We made our way back to the exam room and I was surrounded by people. She had a high school student interested in the field shadowing her. There were multiple x-ray technicians and eventually a doctor even showed up. We discussed my many issues and my many treatments. There was a lot to discuss.

Afterwards I stood in front of an x-ray machine and they moved the machine close to my face and chest. I took a few gulps of barium milk. I took a few more gulps. I had a bite of barium applesauce. I had a powdered barium graham cracker. I had a spoonful of barium peanut butter. Sadly, I thought the peanut butter was ice cream, so I took a bite larger than I should have. Nothing like trying to get peanut butter off the roof of your mouth. Sticky!!!

The x-ray machine was filming my every bite and spoonful and gulp. When I was finished I was even allowed to watch my own images. It's so rare to actually get feedback. Normally you have to wait until your next appointment to learn anything. Instead I was watching an awesome black and white film of my face, neck, and body processing food.

I cannot express how cool it was to watch. It was really cool.

example of the image and a look at what swallowing is all about...

Afterwards, she discussed the findings.
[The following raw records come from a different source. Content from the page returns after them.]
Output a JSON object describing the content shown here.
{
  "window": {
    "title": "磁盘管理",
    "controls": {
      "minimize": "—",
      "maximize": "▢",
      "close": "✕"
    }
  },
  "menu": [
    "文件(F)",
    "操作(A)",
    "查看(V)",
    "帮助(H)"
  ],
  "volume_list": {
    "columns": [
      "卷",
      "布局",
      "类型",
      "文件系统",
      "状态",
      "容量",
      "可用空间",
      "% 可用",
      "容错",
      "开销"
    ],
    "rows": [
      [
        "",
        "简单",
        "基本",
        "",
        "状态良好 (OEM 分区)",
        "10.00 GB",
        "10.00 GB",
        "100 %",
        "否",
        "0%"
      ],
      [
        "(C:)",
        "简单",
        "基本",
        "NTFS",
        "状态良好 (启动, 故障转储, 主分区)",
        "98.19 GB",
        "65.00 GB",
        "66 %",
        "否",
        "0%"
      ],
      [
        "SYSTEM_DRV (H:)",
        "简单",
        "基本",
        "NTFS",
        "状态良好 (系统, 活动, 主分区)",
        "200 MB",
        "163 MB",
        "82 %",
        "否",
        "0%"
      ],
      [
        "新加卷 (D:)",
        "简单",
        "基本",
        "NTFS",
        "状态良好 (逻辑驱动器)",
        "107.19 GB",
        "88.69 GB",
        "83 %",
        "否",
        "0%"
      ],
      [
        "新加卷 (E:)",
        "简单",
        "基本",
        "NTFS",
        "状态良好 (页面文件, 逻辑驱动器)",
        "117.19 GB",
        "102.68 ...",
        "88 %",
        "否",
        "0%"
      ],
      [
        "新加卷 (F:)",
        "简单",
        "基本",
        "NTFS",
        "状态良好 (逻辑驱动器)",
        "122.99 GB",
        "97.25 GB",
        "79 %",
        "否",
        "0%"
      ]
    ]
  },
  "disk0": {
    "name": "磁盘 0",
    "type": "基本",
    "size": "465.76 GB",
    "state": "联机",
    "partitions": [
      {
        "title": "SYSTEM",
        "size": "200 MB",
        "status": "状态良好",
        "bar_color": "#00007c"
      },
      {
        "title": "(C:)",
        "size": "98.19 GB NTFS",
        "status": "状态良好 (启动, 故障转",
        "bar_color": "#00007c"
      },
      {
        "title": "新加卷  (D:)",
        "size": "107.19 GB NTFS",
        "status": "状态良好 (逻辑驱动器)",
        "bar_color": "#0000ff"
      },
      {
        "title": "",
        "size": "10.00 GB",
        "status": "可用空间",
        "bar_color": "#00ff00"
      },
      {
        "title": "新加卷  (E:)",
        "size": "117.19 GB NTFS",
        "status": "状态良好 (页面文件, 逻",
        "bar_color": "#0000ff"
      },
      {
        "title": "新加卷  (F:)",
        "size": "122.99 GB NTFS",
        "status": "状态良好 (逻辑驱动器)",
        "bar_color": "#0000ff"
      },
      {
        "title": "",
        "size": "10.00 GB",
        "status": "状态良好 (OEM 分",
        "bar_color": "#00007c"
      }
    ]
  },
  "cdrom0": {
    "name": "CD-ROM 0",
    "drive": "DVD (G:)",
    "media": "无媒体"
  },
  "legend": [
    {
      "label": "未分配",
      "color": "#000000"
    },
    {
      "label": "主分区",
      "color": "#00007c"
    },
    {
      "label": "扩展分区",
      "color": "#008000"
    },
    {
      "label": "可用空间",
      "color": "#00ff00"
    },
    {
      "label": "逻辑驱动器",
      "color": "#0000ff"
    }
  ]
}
First off, she said so many things I cannot even begin to remember them all. In fact, she said so many Latin-based or Greek-based or Something-based words it blew my mind. I am only working with a tiny fraction of my brain here!!!

Basically, there were some issues with my upper esophagus. The sphincter in that area was not working as well as it should and she felt it may have been due to hardening from radiation. I was a bit taken back since I did not radiate my neck. I only went over my right chest. They felt that radiation (which can travel) may be the cause. Overall it was a minor issue, but the difficulty swallowing (or dysphagia) was a pain in my neck!

Radiation treatment can affect areas around the treatment area. It is not "common", but it can happen. Do I really have to get basically everything that is not suppose to happen?????

So, the area in my throat has thickened a little. She said when I just can take it anymore I can opt to do a Esophageal Dilation, aka throat stretching. That's essentially as odd as it sounds. It involves an endoscope in down your esophagus where a small balloon is inserted and inflated to stretch your esophagus. So, before I have one of these I will just tolerate my discomfort for a while.

Plus, I still get to see what the Nasal Endoscopy shows in a few weeks...     joy!

In my head...

me resting with Molly (the dog) 

All these appointments were wearing me out. I guess the new year did not bring new breaks, but more like new tests. I still have more to go, but at least the swallow study was painless. It was easy. No needles. No IVs. No prep. It involved eating. The biggest complaint (which it was not even a complaint) could be that the barium in the foods tasted a bit funny. Honestly, I did not really notice.

Even though they found something, it was not something huge. Not to say that my trouble swallowing is easy. It is annoying. I am having to slow down my meals, take smaller bites, and drink water between food. I am having to turn my head from side to side to help alleviate the narrowness. Is it a pain??? Yes. Is it the end of the world??? No. It is just another thing for me to deal with. Tack it on the list.

But so far, I would rate that test as one of the all time bests of my tests.

Episode Reference: Peaches, The Presidents of the United States of America song